§ **PROBLEM DESCRIPTION**
Look through the records below and collect all lines that hold the string "requestPayment".

§ **Items from an interface collection**
────────────────────────────────────────
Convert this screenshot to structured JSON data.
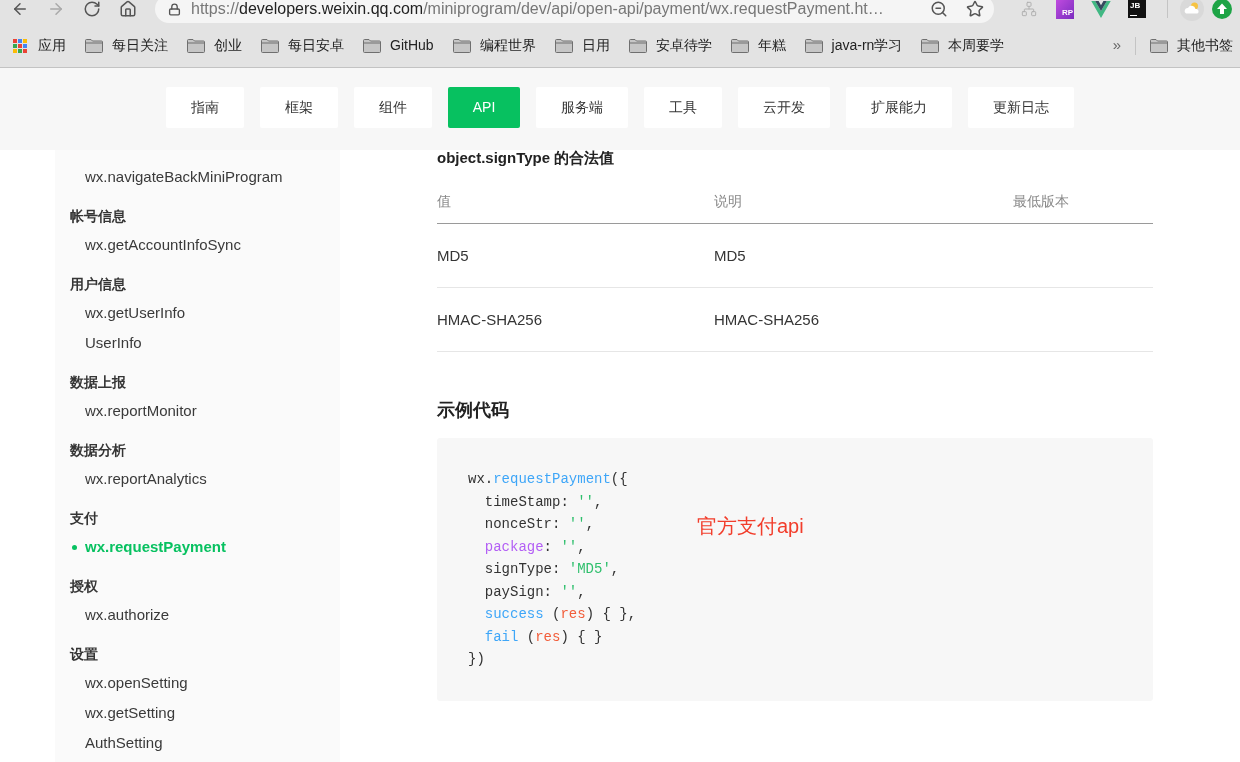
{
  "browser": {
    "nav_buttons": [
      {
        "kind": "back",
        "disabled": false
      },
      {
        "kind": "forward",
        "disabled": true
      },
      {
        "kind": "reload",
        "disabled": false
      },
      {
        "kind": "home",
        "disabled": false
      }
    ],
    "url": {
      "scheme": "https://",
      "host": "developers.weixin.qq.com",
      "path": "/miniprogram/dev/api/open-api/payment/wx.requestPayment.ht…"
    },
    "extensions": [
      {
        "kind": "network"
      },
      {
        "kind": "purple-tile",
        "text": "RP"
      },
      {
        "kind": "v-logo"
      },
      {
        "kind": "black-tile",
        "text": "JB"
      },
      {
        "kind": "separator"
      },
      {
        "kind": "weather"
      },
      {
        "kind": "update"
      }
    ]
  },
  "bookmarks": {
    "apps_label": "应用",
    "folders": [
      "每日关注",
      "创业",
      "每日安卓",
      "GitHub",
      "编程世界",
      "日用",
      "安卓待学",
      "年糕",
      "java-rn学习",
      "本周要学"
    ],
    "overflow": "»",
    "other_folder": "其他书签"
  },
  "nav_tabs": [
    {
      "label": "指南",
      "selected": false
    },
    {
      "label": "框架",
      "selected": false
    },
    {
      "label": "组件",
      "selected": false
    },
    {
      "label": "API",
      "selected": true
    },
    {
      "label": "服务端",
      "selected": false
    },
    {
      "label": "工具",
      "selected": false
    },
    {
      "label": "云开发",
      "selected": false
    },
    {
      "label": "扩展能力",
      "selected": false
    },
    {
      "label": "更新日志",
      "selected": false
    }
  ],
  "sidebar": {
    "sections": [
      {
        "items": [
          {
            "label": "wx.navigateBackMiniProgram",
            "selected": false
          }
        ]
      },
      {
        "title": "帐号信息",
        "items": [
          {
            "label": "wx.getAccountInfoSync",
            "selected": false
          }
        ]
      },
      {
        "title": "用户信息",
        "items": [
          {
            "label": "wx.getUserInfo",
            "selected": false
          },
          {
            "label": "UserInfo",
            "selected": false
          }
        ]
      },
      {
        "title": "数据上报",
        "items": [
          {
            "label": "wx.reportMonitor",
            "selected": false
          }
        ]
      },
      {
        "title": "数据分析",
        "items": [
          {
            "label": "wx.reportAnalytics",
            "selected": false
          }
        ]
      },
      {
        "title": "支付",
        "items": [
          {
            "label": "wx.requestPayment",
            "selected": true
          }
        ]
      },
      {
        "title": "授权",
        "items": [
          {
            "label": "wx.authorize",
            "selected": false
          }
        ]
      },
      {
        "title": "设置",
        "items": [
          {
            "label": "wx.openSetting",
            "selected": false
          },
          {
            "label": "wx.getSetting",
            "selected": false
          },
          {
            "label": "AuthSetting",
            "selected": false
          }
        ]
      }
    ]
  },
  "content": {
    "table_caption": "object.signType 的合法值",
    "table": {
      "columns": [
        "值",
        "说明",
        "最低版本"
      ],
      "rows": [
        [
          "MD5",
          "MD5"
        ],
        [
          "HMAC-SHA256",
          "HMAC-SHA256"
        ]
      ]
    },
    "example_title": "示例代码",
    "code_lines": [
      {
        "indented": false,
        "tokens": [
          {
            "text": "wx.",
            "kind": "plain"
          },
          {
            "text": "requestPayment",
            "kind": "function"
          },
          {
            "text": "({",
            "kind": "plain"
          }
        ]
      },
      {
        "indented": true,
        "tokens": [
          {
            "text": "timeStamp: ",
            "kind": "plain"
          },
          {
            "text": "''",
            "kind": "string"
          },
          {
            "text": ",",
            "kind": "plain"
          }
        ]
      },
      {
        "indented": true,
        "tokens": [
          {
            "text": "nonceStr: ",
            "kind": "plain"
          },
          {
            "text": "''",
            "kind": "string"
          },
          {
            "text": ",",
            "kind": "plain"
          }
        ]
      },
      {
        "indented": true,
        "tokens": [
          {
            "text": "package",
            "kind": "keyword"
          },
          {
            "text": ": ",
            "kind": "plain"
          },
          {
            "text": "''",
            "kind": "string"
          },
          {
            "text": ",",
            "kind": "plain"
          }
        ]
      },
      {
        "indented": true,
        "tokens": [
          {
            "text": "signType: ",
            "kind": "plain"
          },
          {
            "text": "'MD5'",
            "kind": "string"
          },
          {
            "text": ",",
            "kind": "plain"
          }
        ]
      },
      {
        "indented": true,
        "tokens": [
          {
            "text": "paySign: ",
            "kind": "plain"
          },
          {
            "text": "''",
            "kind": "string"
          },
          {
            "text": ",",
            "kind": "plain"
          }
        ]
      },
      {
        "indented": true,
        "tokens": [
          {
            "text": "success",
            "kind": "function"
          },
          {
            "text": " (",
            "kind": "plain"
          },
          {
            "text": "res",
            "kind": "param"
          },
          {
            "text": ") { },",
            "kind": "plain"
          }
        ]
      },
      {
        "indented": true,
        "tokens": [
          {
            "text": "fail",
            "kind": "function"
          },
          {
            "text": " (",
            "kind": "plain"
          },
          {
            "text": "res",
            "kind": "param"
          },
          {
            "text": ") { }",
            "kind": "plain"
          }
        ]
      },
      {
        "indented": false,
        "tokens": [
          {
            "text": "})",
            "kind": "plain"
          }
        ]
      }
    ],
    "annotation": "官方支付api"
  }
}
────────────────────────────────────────
§ **RESPONSE TO THE TASK**
      "path": "/miniprogram/dev/api/open-api/payment/wx.requestPayment.ht…"
            "label": "wx.requestPayment",
            "text": "requestPayment",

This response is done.